Gambling Explosion Confronts New Panel Unbiased Report Promised That Weighs Social Costs, Benefits

Wed., Aug. 20, 1997

After three years of investigation, 43 days of public hearings and testimony from more than 275 experts, a national gambling commission made its recommendations to Congress.

Casinos don’t belong in urban areas, the commission said. States should not encourage people to play the lottery. Indian gambling should be regulated and taxed by the states.

The year was 1976. The report was soon forgotten. Today, as a new federal panel starts examining some of the same issues, gambling has become one of America’s favorite pastimes, rivaling professional sports and concerts for entertainment dollars.

States such as Mississippi, Indiana and Illinois actively sought casinos to provide quick cash for troubled urban communities. Thirty-seven states have lotteries, using the proceeds to finance public functions like education and transportation. Indian gaming has exploded, with little state oversight.

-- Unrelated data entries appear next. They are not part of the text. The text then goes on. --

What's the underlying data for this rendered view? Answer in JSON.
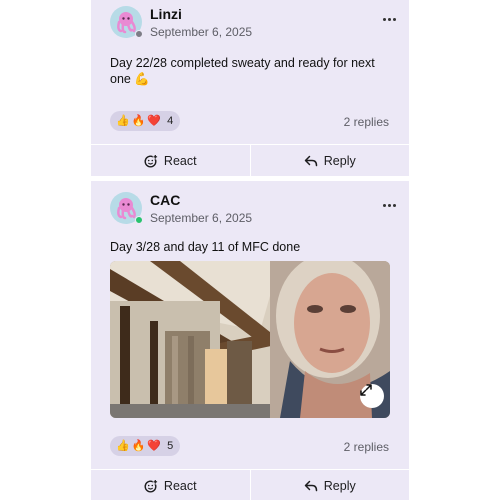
{
  "posts": [
    {
      "author": "Linzi",
      "date": "September 6, 2025",
      "text": "Day 22/28 completed sweaty and ready for next one 💪",
      "online": false,
      "reactions": {
        "emojis": [
          "👍",
          "🔥",
          "❤️"
        ],
        "count": "4"
      },
      "replies": "2 replies",
      "actions": {
        "react": "React",
        "reply": "Reply"
      }
    },
    {
      "author": "CAC",
      "date": "September 6, 2025",
      "text": "Day 3/28 and day 11 of MFC done",
      "online": true,
      "has_photo": true,
      "reactions": {
        "emojis": [
          "👍",
          "🔥",
          "❤️"
        ],
        "count": "5"
      },
      "replies": "2 replies",
      "actions": {
        "react": "React",
        "reply": "Reply"
      }
    }
  ],
  "colors": {
    "card_background": "#ece8f6",
    "reaction_pill": "#d6d1e6",
    "online_dot": "#28c36e",
    "avatar_background": "#b7dbe7"
  },
  "icons": {
    "more": "more-horizontal-icon",
    "react": "add-reaction-icon",
    "reply": "reply-arrow-icon",
    "expand": "expand-icon"
  }
}
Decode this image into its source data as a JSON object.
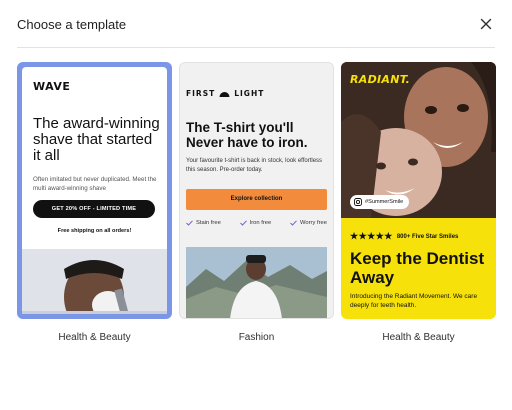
{
  "modal": {
    "title": "Choose a template"
  },
  "templates": [
    {
      "category": "Health & Beauty",
      "brand": "WAVE",
      "headline": "The award-winning shave that started it all",
      "subtext": "Often imitated but never duplicated. Meet the multi award-winning shave",
      "cta": "GET 20% OFF - LIMITED TIME",
      "note": "Free shipping on all orders!",
      "accent_color": "#7b96e6"
    },
    {
      "category": "Fashion",
      "brand_left": "FIRST",
      "brand_right": "LIGHT",
      "headline": "The T-shirt you'll Never have to iron.",
      "subtext": "Your favourite t-shirt is back in stock, look effortless this season. Pre-order today.",
      "cta": "Explore collection",
      "features": [
        "Stain free",
        "Iron free",
        "Worry free"
      ],
      "accent_color": "#f28b3c"
    },
    {
      "category": "Health & Beauty",
      "brand": "RADIANT.",
      "tag": "#SummerSmile",
      "rating": "800+ Five Star Smiles",
      "stars": "★★★★★",
      "headline": "Keep the Dentist Away",
      "subtext": "Introducing the Radiant Movement. We care deeply for teeth health.",
      "accent_color": "#f6e10a"
    }
  ]
}
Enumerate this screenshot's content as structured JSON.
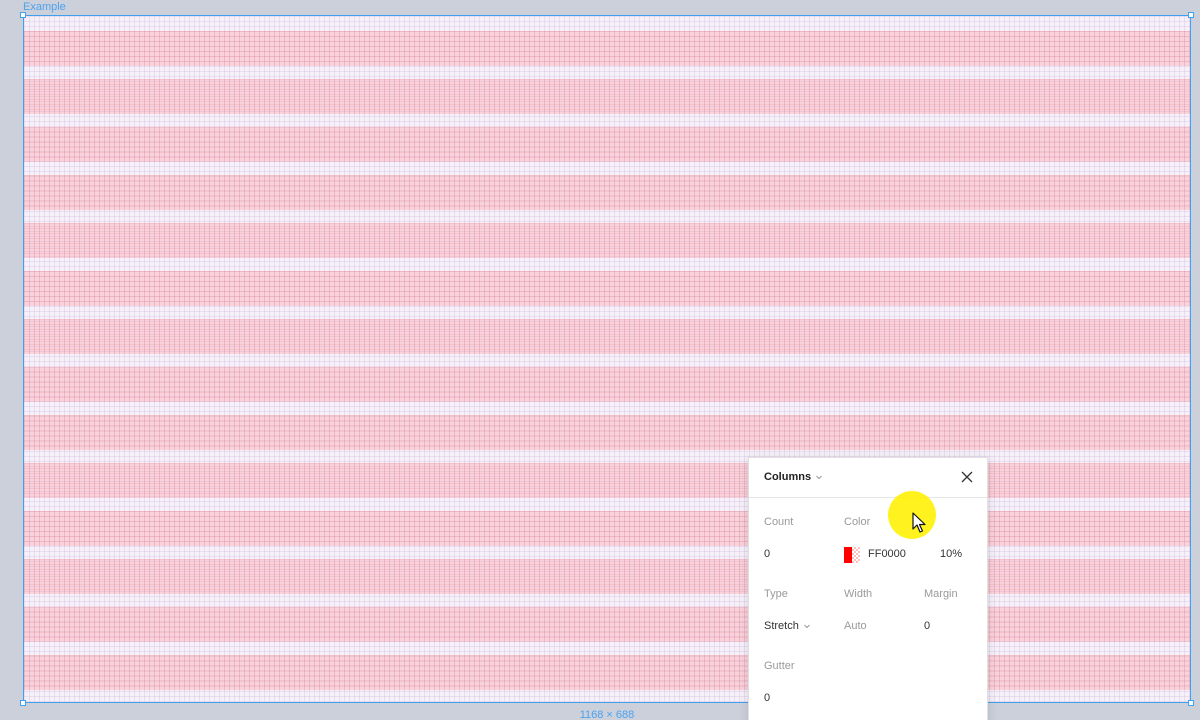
{
  "frame": {
    "name": "Example",
    "size_label": "1168 × 688",
    "accent_color": "#3fa0f0"
  },
  "layout_grid": {
    "type": "rows",
    "band_color": "#FF0000",
    "band_opacity": "10%"
  },
  "panel": {
    "title": "Columns",
    "title_chevron_icon": "chevron-down-icon",
    "close_icon": "close-icon",
    "count": {
      "label": "Count",
      "value": "0"
    },
    "color": {
      "label": "Color",
      "hex": "FF0000",
      "opacity": "10%",
      "swatch": "#ff0000"
    },
    "type": {
      "label": "Type",
      "value": "Stretch"
    },
    "width": {
      "label": "Width",
      "value": "Auto"
    },
    "margin": {
      "label": "Margin",
      "value": "0"
    },
    "gutter": {
      "label": "Gutter",
      "value": "0"
    }
  },
  "cursor": {
    "icon": "arrow-cursor-icon",
    "highlight_color": "#ffef00"
  }
}
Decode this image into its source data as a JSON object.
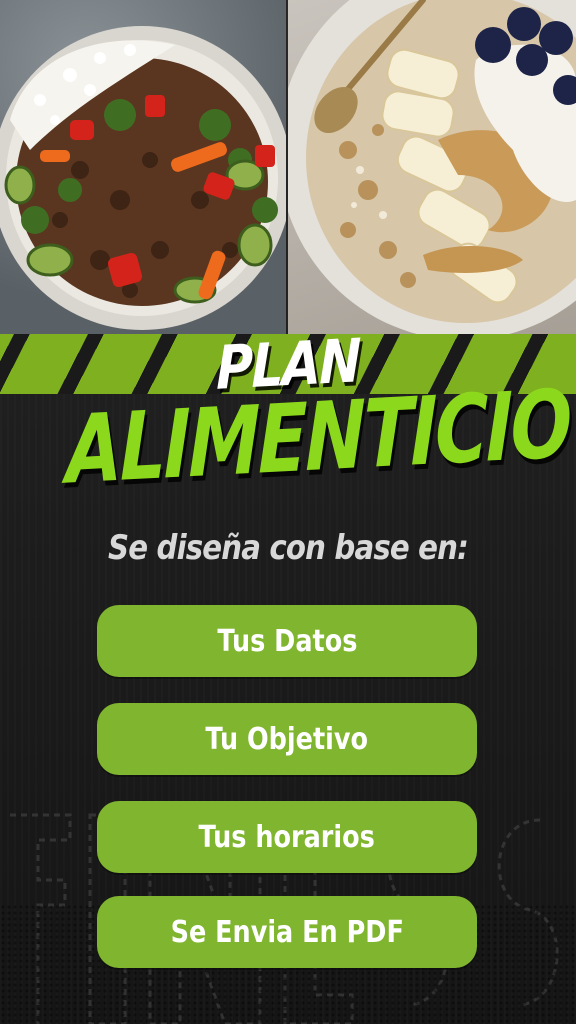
{
  "header": {
    "title_line1": "PLAN",
    "title_line2": "ALIMENTICIO"
  },
  "subtitle": "Se diseña con base en:",
  "buttons": [
    {
      "label": "Tus Datos"
    },
    {
      "label": "Tu Objetivo"
    },
    {
      "label": "Tus horarios"
    },
    {
      "label": "Se Envia En PDF"
    }
  ],
  "images": {
    "left": "stir-fry-bowl-photo",
    "right": "oatmeal-banana-bowl-photo"
  },
  "colors": {
    "accent_green": "#8cd81c",
    "button_green": "#80b530",
    "background": "#1e1e1e"
  }
}
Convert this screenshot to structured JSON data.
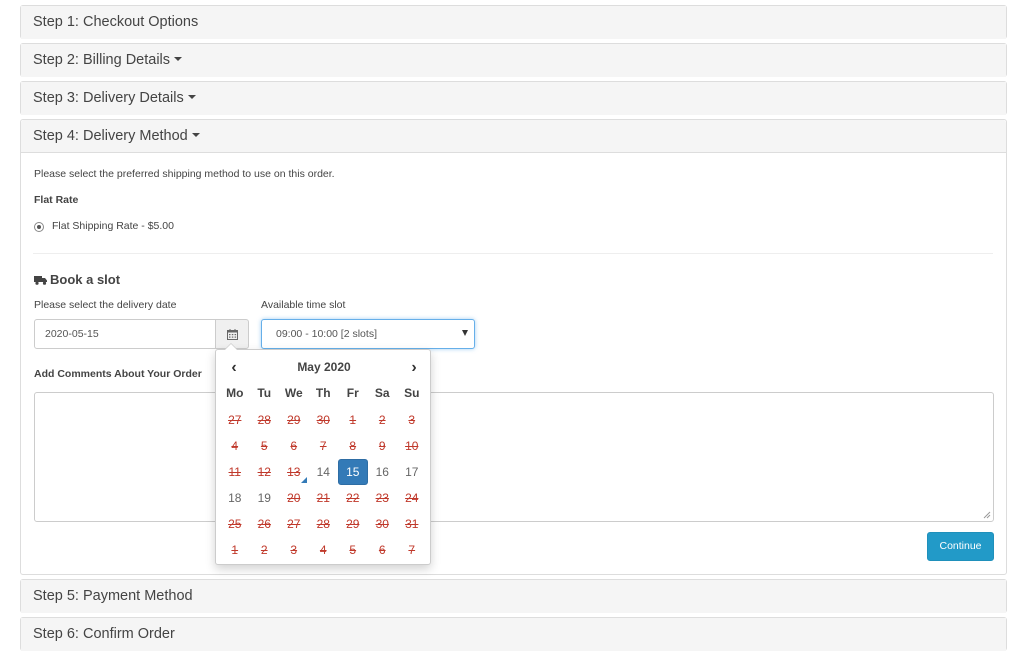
{
  "steps": [
    {
      "label": "Step 1: Checkout Options"
    },
    {
      "label": "Step 2: Billing Details"
    },
    {
      "label": "Step 3: Delivery Details"
    },
    {
      "label": "Step 4: Delivery Method"
    },
    {
      "label": "Step 5: Payment Method"
    },
    {
      "label": "Step 6: Confirm Order"
    }
  ],
  "delivery": {
    "intro": "Please select the preferred shipping method to use on this order.",
    "method_heading": "Flat Rate",
    "method_option": "Flat Shipping Rate - $5.00",
    "book_slot_heading": "Book a slot",
    "date_label": "Please select the delivery date",
    "date_value": "2020-05-15",
    "slot_label": "Available time slot",
    "slot_value": "09:00 - 10:00 [2 slots]",
    "comments_label": "Add Comments About Your Order",
    "comments_value": "",
    "continue_label": "Continue"
  },
  "datepicker": {
    "title": "May 2020",
    "prev": "‹",
    "next": "›",
    "weekdays": [
      "Mo",
      "Tu",
      "We",
      "Th",
      "Fr",
      "Sa",
      "Su"
    ],
    "days": [
      {
        "d": "27",
        "s": "disabled"
      },
      {
        "d": "28",
        "s": "disabled"
      },
      {
        "d": "29",
        "s": "disabled"
      },
      {
        "d": "30",
        "s": "disabled"
      },
      {
        "d": "1",
        "s": "disabled"
      },
      {
        "d": "2",
        "s": "disabled"
      },
      {
        "d": "3",
        "s": "disabled"
      },
      {
        "d": "4",
        "s": "disabled"
      },
      {
        "d": "5",
        "s": "disabled"
      },
      {
        "d": "6",
        "s": "disabled"
      },
      {
        "d": "7",
        "s": "disabled"
      },
      {
        "d": "8",
        "s": "disabled"
      },
      {
        "d": "9",
        "s": "disabled"
      },
      {
        "d": "10",
        "s": "disabled"
      },
      {
        "d": "11",
        "s": "disabled"
      },
      {
        "d": "12",
        "s": "disabled"
      },
      {
        "d": "13",
        "s": "disabled today"
      },
      {
        "d": "14",
        "s": ""
      },
      {
        "d": "15",
        "s": "active"
      },
      {
        "d": "16",
        "s": ""
      },
      {
        "d": "17",
        "s": ""
      },
      {
        "d": "18",
        "s": ""
      },
      {
        "d": "19",
        "s": ""
      },
      {
        "d": "20",
        "s": "disabled"
      },
      {
        "d": "21",
        "s": "disabled"
      },
      {
        "d": "22",
        "s": "disabled"
      },
      {
        "d": "23",
        "s": "disabled"
      },
      {
        "d": "24",
        "s": "disabled"
      },
      {
        "d": "25",
        "s": "disabled"
      },
      {
        "d": "26",
        "s": "disabled"
      },
      {
        "d": "27",
        "s": "disabled"
      },
      {
        "d": "28",
        "s": "disabled"
      },
      {
        "d": "29",
        "s": "disabled"
      },
      {
        "d": "30",
        "s": "disabled"
      },
      {
        "d": "31",
        "s": "disabled"
      },
      {
        "d": "1",
        "s": "disabled"
      },
      {
        "d": "2",
        "s": "disabled"
      },
      {
        "d": "3",
        "s": "disabled"
      },
      {
        "d": "4",
        "s": "disabled"
      },
      {
        "d": "5",
        "s": "disabled"
      },
      {
        "d": "6",
        "s": "disabled"
      },
      {
        "d": "7",
        "s": "disabled"
      }
    ]
  },
  "icons": {
    "truck": "truck-icon",
    "calendar": "calendar-icon",
    "caret": "caret-down-icon"
  },
  "colors": {
    "accent": "#229ac8",
    "selected_day": "#337ab7",
    "disabled_day": "#c0392b"
  }
}
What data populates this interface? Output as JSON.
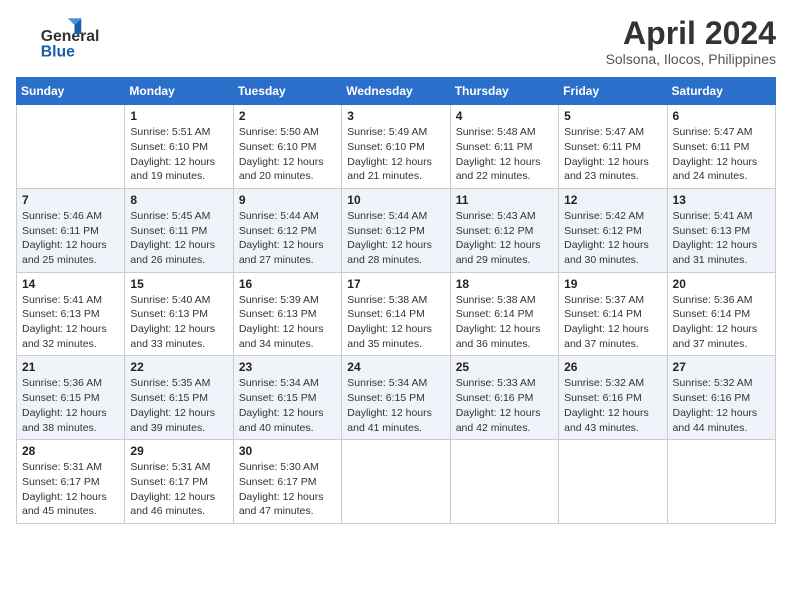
{
  "header": {
    "logo_line1": "General",
    "logo_line2": "Blue",
    "month_year": "April 2024",
    "location": "Solsona, Ilocos, Philippines"
  },
  "days_of_week": [
    "Sunday",
    "Monday",
    "Tuesday",
    "Wednesday",
    "Thursday",
    "Friday",
    "Saturday"
  ],
  "weeks": [
    [
      {
        "day": "",
        "info": ""
      },
      {
        "day": "1",
        "info": "Sunrise: 5:51 AM\nSunset: 6:10 PM\nDaylight: 12 hours\nand 19 minutes."
      },
      {
        "day": "2",
        "info": "Sunrise: 5:50 AM\nSunset: 6:10 PM\nDaylight: 12 hours\nand 20 minutes."
      },
      {
        "day": "3",
        "info": "Sunrise: 5:49 AM\nSunset: 6:10 PM\nDaylight: 12 hours\nand 21 minutes."
      },
      {
        "day": "4",
        "info": "Sunrise: 5:48 AM\nSunset: 6:11 PM\nDaylight: 12 hours\nand 22 minutes."
      },
      {
        "day": "5",
        "info": "Sunrise: 5:47 AM\nSunset: 6:11 PM\nDaylight: 12 hours\nand 23 minutes."
      },
      {
        "day": "6",
        "info": "Sunrise: 5:47 AM\nSunset: 6:11 PM\nDaylight: 12 hours\nand 24 minutes."
      }
    ],
    [
      {
        "day": "7",
        "info": "Sunrise: 5:46 AM\nSunset: 6:11 PM\nDaylight: 12 hours\nand 25 minutes."
      },
      {
        "day": "8",
        "info": "Sunrise: 5:45 AM\nSunset: 6:11 PM\nDaylight: 12 hours\nand 26 minutes."
      },
      {
        "day": "9",
        "info": "Sunrise: 5:44 AM\nSunset: 6:12 PM\nDaylight: 12 hours\nand 27 minutes."
      },
      {
        "day": "10",
        "info": "Sunrise: 5:44 AM\nSunset: 6:12 PM\nDaylight: 12 hours\nand 28 minutes."
      },
      {
        "day": "11",
        "info": "Sunrise: 5:43 AM\nSunset: 6:12 PM\nDaylight: 12 hours\nand 29 minutes."
      },
      {
        "day": "12",
        "info": "Sunrise: 5:42 AM\nSunset: 6:12 PM\nDaylight: 12 hours\nand 30 minutes."
      },
      {
        "day": "13",
        "info": "Sunrise: 5:41 AM\nSunset: 6:13 PM\nDaylight: 12 hours\nand 31 minutes."
      }
    ],
    [
      {
        "day": "14",
        "info": "Sunrise: 5:41 AM\nSunset: 6:13 PM\nDaylight: 12 hours\nand 32 minutes."
      },
      {
        "day": "15",
        "info": "Sunrise: 5:40 AM\nSunset: 6:13 PM\nDaylight: 12 hours\nand 33 minutes."
      },
      {
        "day": "16",
        "info": "Sunrise: 5:39 AM\nSunset: 6:13 PM\nDaylight: 12 hours\nand 34 minutes."
      },
      {
        "day": "17",
        "info": "Sunrise: 5:38 AM\nSunset: 6:14 PM\nDaylight: 12 hours\nand 35 minutes."
      },
      {
        "day": "18",
        "info": "Sunrise: 5:38 AM\nSunset: 6:14 PM\nDaylight: 12 hours\nand 36 minutes."
      },
      {
        "day": "19",
        "info": "Sunrise: 5:37 AM\nSunset: 6:14 PM\nDaylight: 12 hours\nand 37 minutes."
      },
      {
        "day": "20",
        "info": "Sunrise: 5:36 AM\nSunset: 6:14 PM\nDaylight: 12 hours\nand 37 minutes."
      }
    ],
    [
      {
        "day": "21",
        "info": "Sunrise: 5:36 AM\nSunset: 6:15 PM\nDaylight: 12 hours\nand 38 minutes."
      },
      {
        "day": "22",
        "info": "Sunrise: 5:35 AM\nSunset: 6:15 PM\nDaylight: 12 hours\nand 39 minutes."
      },
      {
        "day": "23",
        "info": "Sunrise: 5:34 AM\nSunset: 6:15 PM\nDaylight: 12 hours\nand 40 minutes."
      },
      {
        "day": "24",
        "info": "Sunrise: 5:34 AM\nSunset: 6:15 PM\nDaylight: 12 hours\nand 41 minutes."
      },
      {
        "day": "25",
        "info": "Sunrise: 5:33 AM\nSunset: 6:16 PM\nDaylight: 12 hours\nand 42 minutes."
      },
      {
        "day": "26",
        "info": "Sunrise: 5:32 AM\nSunset: 6:16 PM\nDaylight: 12 hours\nand 43 minutes."
      },
      {
        "day": "27",
        "info": "Sunrise: 5:32 AM\nSunset: 6:16 PM\nDaylight: 12 hours\nand 44 minutes."
      }
    ],
    [
      {
        "day": "28",
        "info": "Sunrise: 5:31 AM\nSunset: 6:17 PM\nDaylight: 12 hours\nand 45 minutes."
      },
      {
        "day": "29",
        "info": "Sunrise: 5:31 AM\nSunset: 6:17 PM\nDaylight: 12 hours\nand 46 minutes."
      },
      {
        "day": "30",
        "info": "Sunrise: 5:30 AM\nSunset: 6:17 PM\nDaylight: 12 hours\nand 47 minutes."
      },
      {
        "day": "",
        "info": ""
      },
      {
        "day": "",
        "info": ""
      },
      {
        "day": "",
        "info": ""
      },
      {
        "day": "",
        "info": ""
      }
    ]
  ]
}
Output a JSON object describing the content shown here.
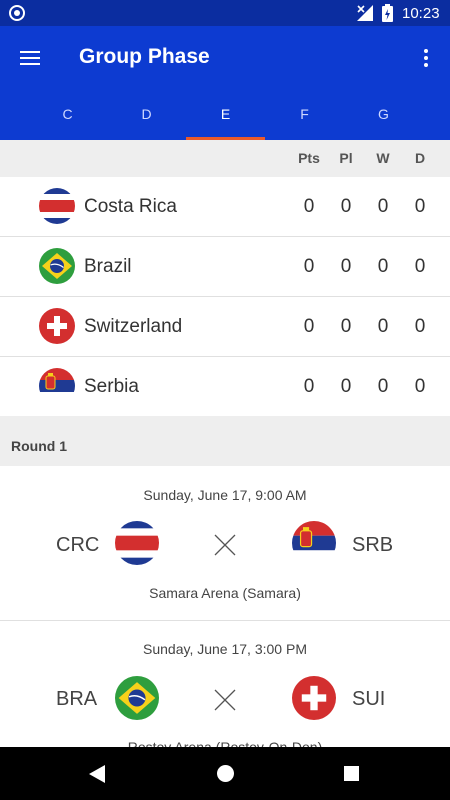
{
  "status_bar": {
    "time": "10:23"
  },
  "app_bar": {
    "title": "Group Phase"
  },
  "tabs": [
    {
      "label": "C"
    },
    {
      "label": "D"
    },
    {
      "label": "E",
      "active": true
    },
    {
      "label": "F"
    },
    {
      "label": "G"
    }
  ],
  "table": {
    "columns": [
      "Pts",
      "Pl",
      "W",
      "D"
    ],
    "rows": [
      {
        "flag": "costa-rica-flag-icon",
        "name": "Costa Rica",
        "pts": "0",
        "pl": "0",
        "w": "0",
        "d": "0"
      },
      {
        "flag": "brazil-flag-icon",
        "name": "Brazil",
        "pts": "0",
        "pl": "0",
        "w": "0",
        "d": "0"
      },
      {
        "flag": "switzerland-flag-icon",
        "name": "Switzerland",
        "pts": "0",
        "pl": "0",
        "w": "0",
        "d": "0"
      },
      {
        "flag": "serbia-flag-icon",
        "name": "Serbia",
        "pts": "0",
        "pl": "0",
        "w": "0",
        "d": "0"
      }
    ]
  },
  "round": {
    "label": "Round 1"
  },
  "matches": [
    {
      "date": "Sunday, June 17, 9:00 AM",
      "home": "CRC",
      "away": "SRB",
      "venue": "Samara Arena (Samara)"
    },
    {
      "date": "Sunday, June 17, 3:00 PM",
      "home": "BRA",
      "away": "SUI",
      "venue": "Rostov Arena (Rostov-On-Don)"
    }
  ],
  "colors": {
    "primary": "#0d3bd1",
    "status_bar": "#0b2da0",
    "tab_indicator": "#ea5a2a"
  }
}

“I don’t think anyone contemplated what was going to happen with gambling, absolutely not,” said Charles H. Morin, a Washington, D.C., attorney who headed the earlier commission.

The new members of the National Gambling Impact Study Commission have $5 million and two years to investigate the relationship between gambling and economic development, addiction, government finance and political corruption. Like their predecessors, they are particularly concerned about whether gambling brings more resources into a community than it takes away in social costs.

Kay James, commission chairman and an educator at Pat Robertson’s Regent University in Virginia, said the commission intends to produce an unbiased report that provides information so states and local governments can draw their own conclusions about gambling.

“(Our work) is not to draft legislation to prohibit gambling,” James said Tuesday as the commission met to set its agenda. “Nor is it to tell the states how they should regulate gambling. Nor is it to impose a moral judgment on either the merits or negatives of gambling.”

Congress created the commission to respond to gambling’s rapid growth over the past two decades. Although some of the early supporters were social conservatives who opposed gambling on moral grounds, the nine members of the commission reflect all sides of the issue.

At the time of the earlier commission, the only legal casinos were in Nevada, although people could also bet on horse and dog racing and state lotteries. Now there are casinos in 26 states, with every state except for Hawaii and Utah allowing some type of legal gambling. By the end of 1996, casinos reported 176 million visitors.

The powerful gaming industry embraces the old commission’s conclusion - that states should have primary responsibility over gambling activities. But it may not welcome a look into whether gambling is appropriate in urban areas.

Dean Hestermann, manager of policy analysis and research for Harrah’s Entertainment, said the experiences of the past two decades prove the old commission wrong. He said that casinos appeal primarily to people with disposable income, and, in most cases, provide jobs and help promote economic growth.

Morin, the former chairman, said he expects the new panel to uncover “horrific” social problems linked to the expansion of gambling. But, given his own experience, he doubted that Congress would further regulate the industry.

“I don’t think, in this climate, that the Congress is particularly interested in listening,” Morin said.

The gaming industry and anti-gambling crusaders will pressure the new panel to make some kind of definitive statement on all these issues, but it’s unlikely that either side will be validated.

“We’re so divided on this issue,” said Bob Maginnis, a senior policy adviser for the Family Research Council, a group that opposes gambling. “I think, in the end, it’s going to be a kind of neutral outcome that is not going to satisfy anyone.”


Click here to comment on this story »